“These matters are matters of fundamental national interest in which we, as the Australian Government, engage in the deepest analysis and consideration and take decisions in the national interest.
“I believe that is the right course of action and the one that has been pursued by the Australian Government under the leadership of the Prime Minister.”
The gloves were also clearly off too with regard to Tony Abbott.
Mr Rudd was asked about the Opposition Leader’s suggestion that Australia should not contribute to an IMF bailout in Europe.
Mr Abbott has since said Australia should not shirk its international responsibilities.
“I believe Mr Abbott is a policy risk for the country. Period. And I don’t simply make that observation randomly. I would not say that about all senior Liberal leaders,” Mr Rudd said.
“I do make it about him because this is a person who rapidly and readily changes his mind from one day to the next depending on who he’s with and, apparently, what piece of public opinion poll research he’s read.”
Just about everything Mr Rudd says these days is analysed to within an inch of its life, but his criticisms of both the Greens and Mr Abbott are interesting and sounded very much like a prime minister.
Internationally they are important statements, as they send strong messages to our allies and partners about the Australian Government’s firm position on both issues.
Domestically though, the twin attacks could win him brownie points with Labor backbenchers who are uncomfortable with Labor’s alliance with the Greens, and those who think he may not have Mr Abbott’s measure.
But Mr Rudd clearly enjoys the international stage and he was talking up the prospects of this weekend’s APEC conference and the expectation that nine of the 21 member countries are soon to agree on a blueprint for further trade cooperation.
“This is an important exercise which is the product of Australian diplomacy, by-and-large more than 20 years ago under Australian Labor government predecessors, in particular under Labor prime minister Hawke,” he said.
“These economies are highly significant for Australia. We are also, if you did the numbers, have in Australia something like a benefit of $20,000 per year as a result of our trade with the APEC economies.
“This is a significant region for the future of the Australian economy and for Australian jobs.”

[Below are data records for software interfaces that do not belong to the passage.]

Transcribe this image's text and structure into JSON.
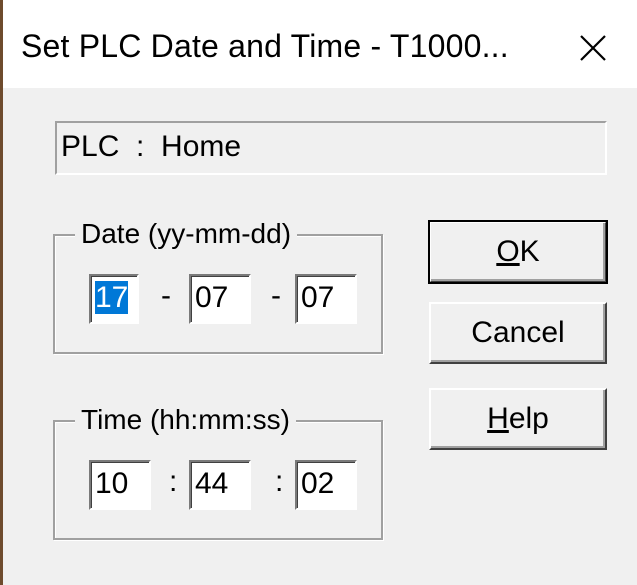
{
  "window": {
    "title": "Set PLC Date and Time - T1000...",
    "close_icon": "close-icon"
  },
  "plc": {
    "label": "PLC  :  Home"
  },
  "date_group": {
    "legend": "Date (yy-mm-dd)",
    "yy": "17",
    "mm": "07",
    "dd": "07",
    "separator": "-"
  },
  "time_group": {
    "legend": "Time (hh:mm:ss)",
    "hh": "10",
    "mm": "44",
    "ss": "02",
    "separator": ":"
  },
  "buttons": {
    "ok": {
      "mnemonic": "O",
      "rest": "K"
    },
    "cancel": "Cancel",
    "help": {
      "mnemonic": "H",
      "rest": "elp"
    }
  },
  "colors": {
    "selection": "#0078d7",
    "window_border": "#6e4b2d",
    "dialog_bg": "#f0f0f0"
  }
}
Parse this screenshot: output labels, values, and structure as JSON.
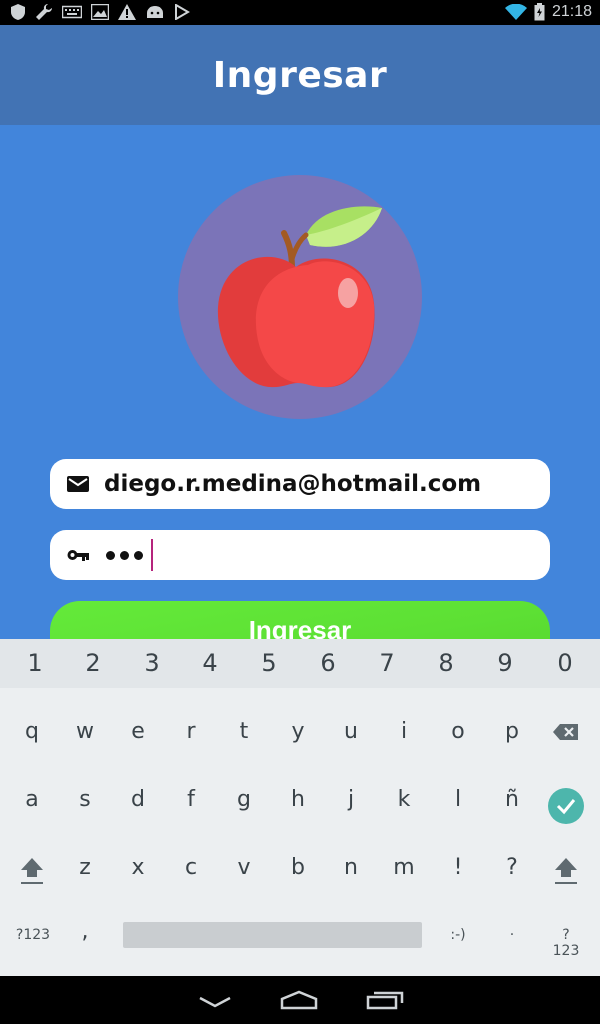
{
  "status_bar": {
    "time": "21:18",
    "left_icons": [
      "shield-icon",
      "wrench-icon",
      "keyboard-icon",
      "image-icon",
      "warning-icon",
      "android-icon",
      "play-store-icon"
    ],
    "right_icons": [
      "wifi-icon",
      "battery-icon"
    ]
  },
  "header": {
    "title": "Ingresar"
  },
  "logo": {
    "icon": "apple-icon",
    "circle_color": "#7b74b8"
  },
  "form": {
    "email": {
      "icon": "mail-icon",
      "value": "diego.r.medina@hotmail.com"
    },
    "password": {
      "icon": "key-icon",
      "masked_length": 3
    },
    "submit_label": "Ingresar"
  },
  "keyboard": {
    "number_row": [
      "1",
      "2",
      "3",
      "4",
      "5",
      "6",
      "7",
      "8",
      "9",
      "0"
    ],
    "row1": [
      "q",
      "w",
      "e",
      "r",
      "t",
      "y",
      "u",
      "i",
      "o",
      "p"
    ],
    "row2": [
      "a",
      "s",
      "d",
      "f",
      "g",
      "h",
      "j",
      "k",
      "l",
      "ñ"
    ],
    "row3": [
      "z",
      "x",
      "c",
      "v",
      "b",
      "n",
      "m",
      "!",
      "?"
    ],
    "bottom_left": "?123",
    "comma": ",",
    "smiley": ":-)",
    "period": "·",
    "bottom_right": "?123",
    "special_keys": [
      "backspace-icon",
      "done-check-icon",
      "shift-icon"
    ]
  },
  "nav_bar": {
    "buttons": [
      "back-icon",
      "home-icon",
      "recents-icon"
    ]
  },
  "colors": {
    "app_background": "#4285db",
    "header_background": "#4273b4",
    "button_green": "#5fe236",
    "accent_teal": "#4db6ac"
  }
}
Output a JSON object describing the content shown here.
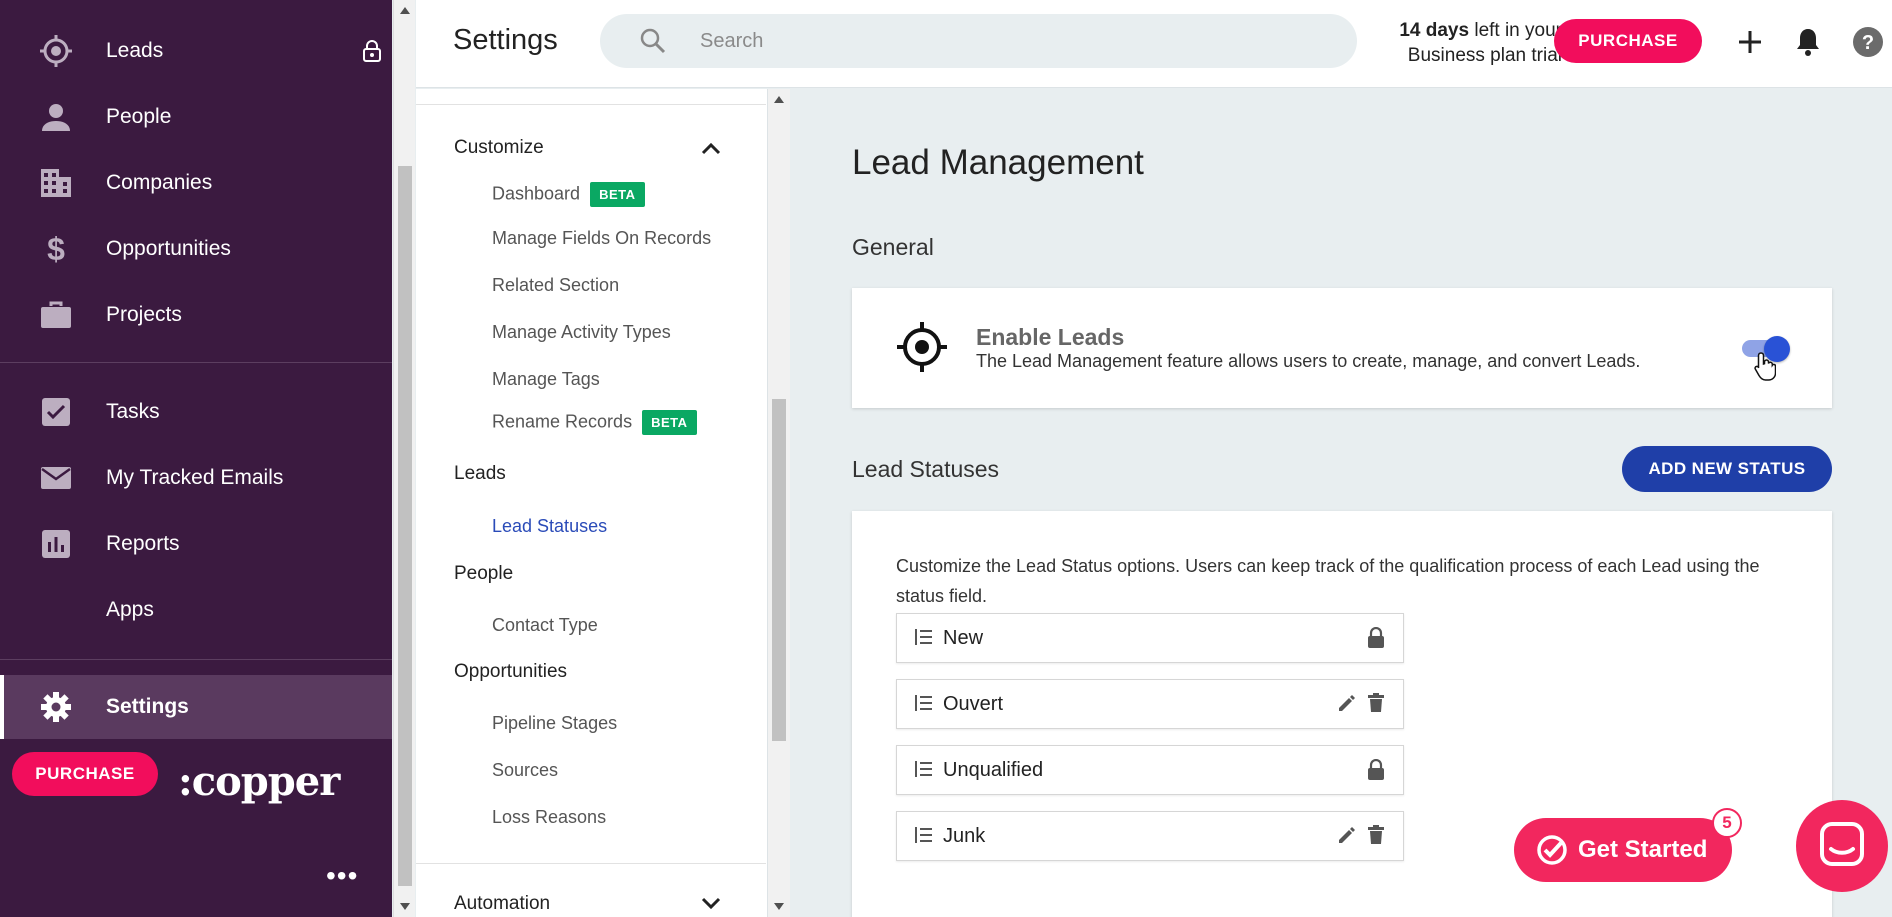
{
  "nav": {
    "items": [
      {
        "label": "Leads",
        "icon": "crosshair-icon"
      },
      {
        "label": "People",
        "icon": "person-icon"
      },
      {
        "label": "Companies",
        "icon": "building-icon"
      },
      {
        "label": "Opportunities",
        "icon": "dollar-icon"
      },
      {
        "label": "Projects",
        "icon": "briefcase-icon"
      },
      {
        "label": "Tasks",
        "icon": "checkbox-icon"
      },
      {
        "label": "My Tracked Emails",
        "icon": "envelope-icon"
      },
      {
        "label": "Reports",
        "icon": "bar-chart-icon"
      },
      {
        "label": "Apps",
        "icon": ""
      },
      {
        "label": "Settings",
        "icon": "gear-icon"
      }
    ],
    "purchase_label": "PURCHASE",
    "logo": ":copper",
    "more": "•••"
  },
  "header": {
    "title": "Settings",
    "search_placeholder": "Search",
    "trial_days": "14 days",
    "trial_rest_1": " left in your",
    "trial_rest_2": "Business plan trial",
    "purchase_label": "PURCHASE"
  },
  "subnav": {
    "customize": "Customize",
    "customize_items": [
      "Dashboard",
      "Manage Fields On Records",
      "Related Section",
      "Manage Activity Types",
      "Manage Tags",
      "Rename Records"
    ],
    "beta": "BETA",
    "leads": "Leads",
    "lead_statuses": "Lead Statuses",
    "people": "People",
    "contact_type": "Contact Type",
    "opportunities": "Opportunities",
    "opp_items": [
      "Pipeline Stages",
      "Sources",
      "Loss Reasons"
    ],
    "automation": "Automation"
  },
  "main": {
    "title": "Lead Management",
    "general": "General",
    "enable_title": "Enable Leads",
    "enable_desc": "The Lead Management feature allows users to create, manage, and convert Leads.",
    "enable_on": true,
    "statuses_title": "Lead Statuses",
    "add_status": "ADD NEW STATUS",
    "status_desc": "Customize the Lead Status options. Users can keep track of the qualification process of each Lead using the status field.",
    "statuses": [
      {
        "name": "New",
        "locked": true
      },
      {
        "name": "Ouvert",
        "locked": false
      },
      {
        "name": "Unqualified",
        "locked": true
      },
      {
        "name": "Junk",
        "locked": false
      }
    ]
  },
  "floating": {
    "get_started": "Get Started",
    "badge": "5"
  },
  "colors": {
    "nav_bg": "#3b1a40",
    "accent_pink": "#f20d5c",
    "primary_blue": "#1f3fa8",
    "beta_green": "#0aa863"
  }
}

Mr Rudd met US secretary of state Hillary Clinton for a one-on-one chat to detail next week’s presidential visit.
He says Ms Clinton gave an important speech this morning in Honolulu, outlining America’s future vision.
“What she said very clearly was that in the future, if and when you see the draw-down occur both in Afghanistan and in Iraq, that any military resources released by that should be further deployed elsewhere in the Asia-Pacific region,” he said.
“I simply draw your attention to what is contained in her important speech today.”
Mr Obama is expected to arrive in Hawaii tomorrow night to host trade reform talks. When that is over he will jet off to Australia.